- Mary Annette
- Sicele Agnes (22 February 1867 – 5 February 1948). On 2 June 1892 she became the second wife of Charles William Clifford, son of Sir Charles Clifford, the first Speaker of the New Zealand House of Representatives.
- Mary Hilda, who became a nun
- Gilbert Talbot Joseph (born 1871/1872 – died 15 July 1890, aged 19)
The national land survey of 1873 records Sir Humphrey as holding 1,990 acres (810 ha) of land in Cheshire, producing an annual gross rental income of £3,361. In 1861 he served as High Sheriff of Lancashire
In 1881, he bought Hothorpe Hall in Theddingworth, Leicestershire and presented it to his son Charles. The de Traffords purchased the hall from Henry Everett, great-nephew of John Cook, the hall's builder.
In 1884, the Lancashire and Cheshire Antiquarian Society, at its meeting on Friday 11 January, recorded the receipt from Sir Humphrey of the head of a stone hammer found in 1860 in a drain ditch at Blackshaw Farm near Alderley Edge.
Manchester Ship Canal
In 1882, a meeting held at the Didsbury home of engineer Daniel Adamson resulted in the creation of the Manchester Ship Canal committee. Sir Humphrey was an implacable opponent of the proposed canal, which the committee proposed would cross his land at Trafford Park. He objected, among other grounds, that it would bring polluted water close to his residence, interfere with his drainage, and render Trafford Hall uninhabitable, forcing him to "give up his home and leave the place". Despite his opposition, the Ship Canal Bill became law on 6 August 1885, after two previous Bills had failed to get through Parliament. Sir Humphrey was paralysed [clarification needed] in 1884 and never recovered. He died on 4 May 1886, three days after his 78th birthday. Construction of the Manchester Ship Canal began the following year.
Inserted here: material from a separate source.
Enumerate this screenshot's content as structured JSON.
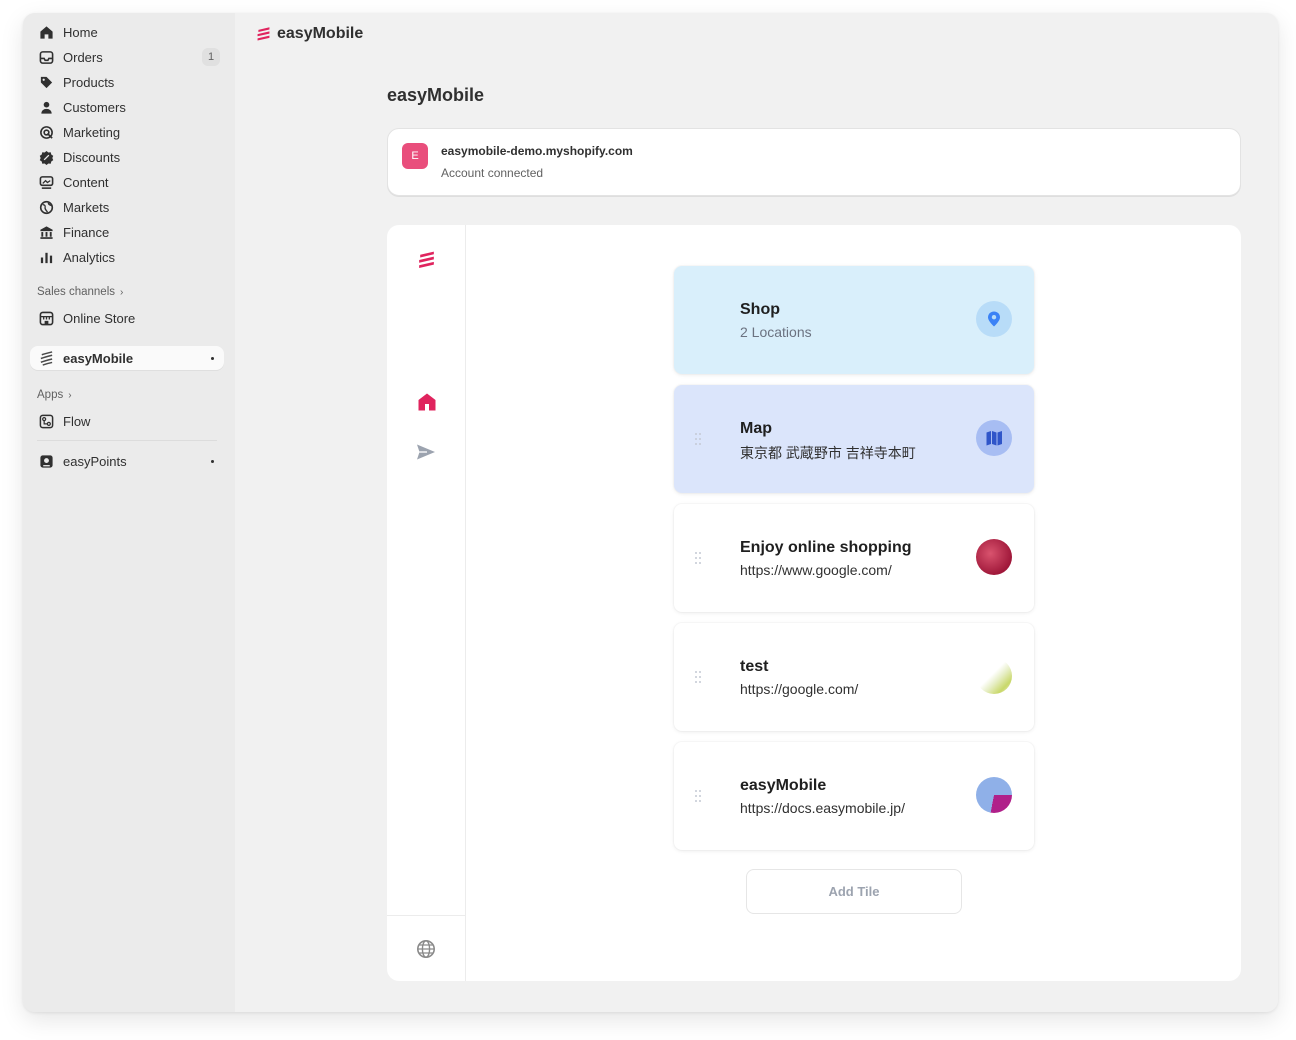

- Lodge, Edmund (1877). "The Peerage and Baronetage of the British Empire as at Present Existing". Hurst and Blackett: 732. Retrieved 2007-10-22
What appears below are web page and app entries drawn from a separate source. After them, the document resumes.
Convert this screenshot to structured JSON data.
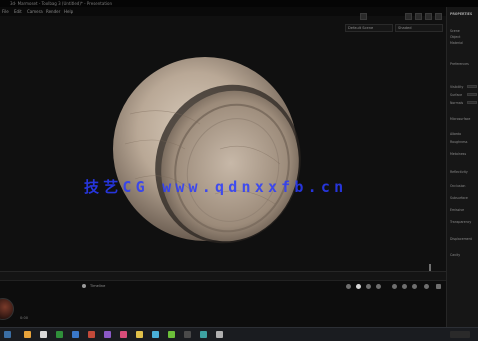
{
  "titlebar": {
    "title": "3d· Marmoset - Toolbag 3 (Untitled)* - Presentation"
  },
  "menu": {
    "items": [
      "File",
      "Edit",
      "Camera",
      "Render",
      "Help"
    ]
  },
  "viewport": {
    "camera_dropdown": "Default Scene",
    "display_dropdown": "Shaded",
    "watermark": "技艺CG  www.qdnxxfb.cn"
  },
  "right_panel": {
    "title": "PROPERTIES",
    "tabs": [
      "Scene",
      "Object",
      "Material"
    ],
    "items": [
      "Preferences",
      "Visibility",
      "Surface",
      "Normals",
      "Microsurface",
      "Albedo",
      "Roughness",
      "Metalness",
      "Reflectivity",
      "Occlusion",
      "Subsurface",
      "Emissive",
      "Transparency",
      "Displacement",
      "Cavity"
    ]
  },
  "timeline": {
    "label": "Timeline",
    "time": "0:00"
  },
  "colors": {
    "accent": "#2b3cff",
    "background": "#0b0b0b",
    "panel": "#161616"
  }
}
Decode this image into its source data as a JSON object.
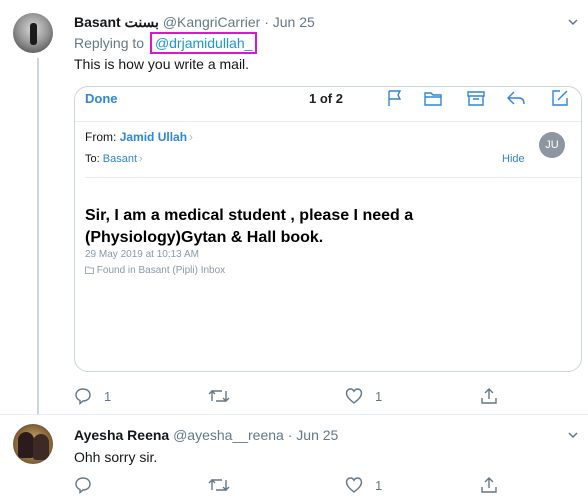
{
  "tweets": [
    {
      "name": "Basant بسنت",
      "handle": "@KangriCarrier",
      "separator": "·",
      "date": "Jun 25",
      "replying_prefix": "Replying to",
      "replying_to": "@drjamidullah_",
      "text": "This is how you write a mail.",
      "counts": {
        "reply": "1",
        "retweet": "",
        "like": "1",
        "share": ""
      }
    },
    {
      "name": "Ayesha Reena",
      "handle": "@ayesha__reena",
      "separator": "·",
      "date": "Jun 25",
      "text": "Ohh sorry sir.",
      "counts": {
        "reply": "",
        "retweet": "",
        "like": "1",
        "share": ""
      }
    }
  ],
  "mail": {
    "done_label": "Done",
    "page_indicator": "1 of 2",
    "from_label": "From:",
    "from_name": "Jamid Ullah",
    "to_label": "To:",
    "to_name": "Basant",
    "initials": "JU",
    "hide_label": "Hide",
    "subject": "Sir, I am a medical student , please I need a (Physiology)Gytan & Hall book.",
    "date": "29 May 2019 at 10:13 AM",
    "found_in": "Found in Basant (Pipli) Inbox",
    "toolbar_icons": [
      "flag-icon",
      "folder-icon",
      "archive-icon",
      "reply-icon",
      "compose-icon"
    ]
  },
  "colors": {
    "link": "#1b95e0",
    "mail_accent": "#2f86d5",
    "secondary_text": "#657786",
    "highlight_box": "#e014d0"
  }
}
- "Charles de Trafford entry at CricketArchive.com". Retrieved 2007-10-18.
- "The Trafford Family". Retrieved 2007-10-18.
- Transactions of the Lancashire and Cheshire Antiquarian Society. II-1884. H. Blacklock & Co. 1885. p. 116. Retrieved 20 February 2012.
- "The Arrival of the Manchester Ship Canal". The Transport Archive. Retrieved 2007-08-05.
- Nicholls 1996, p. 13
- Slater 1897
|Baronetage of Great Britain|
Sir Thomas de Trafford
|de Trafford baronets
Sir Humphrey Francis de Trafford
|High Sheriff of Lancashire
William A. F. Saunders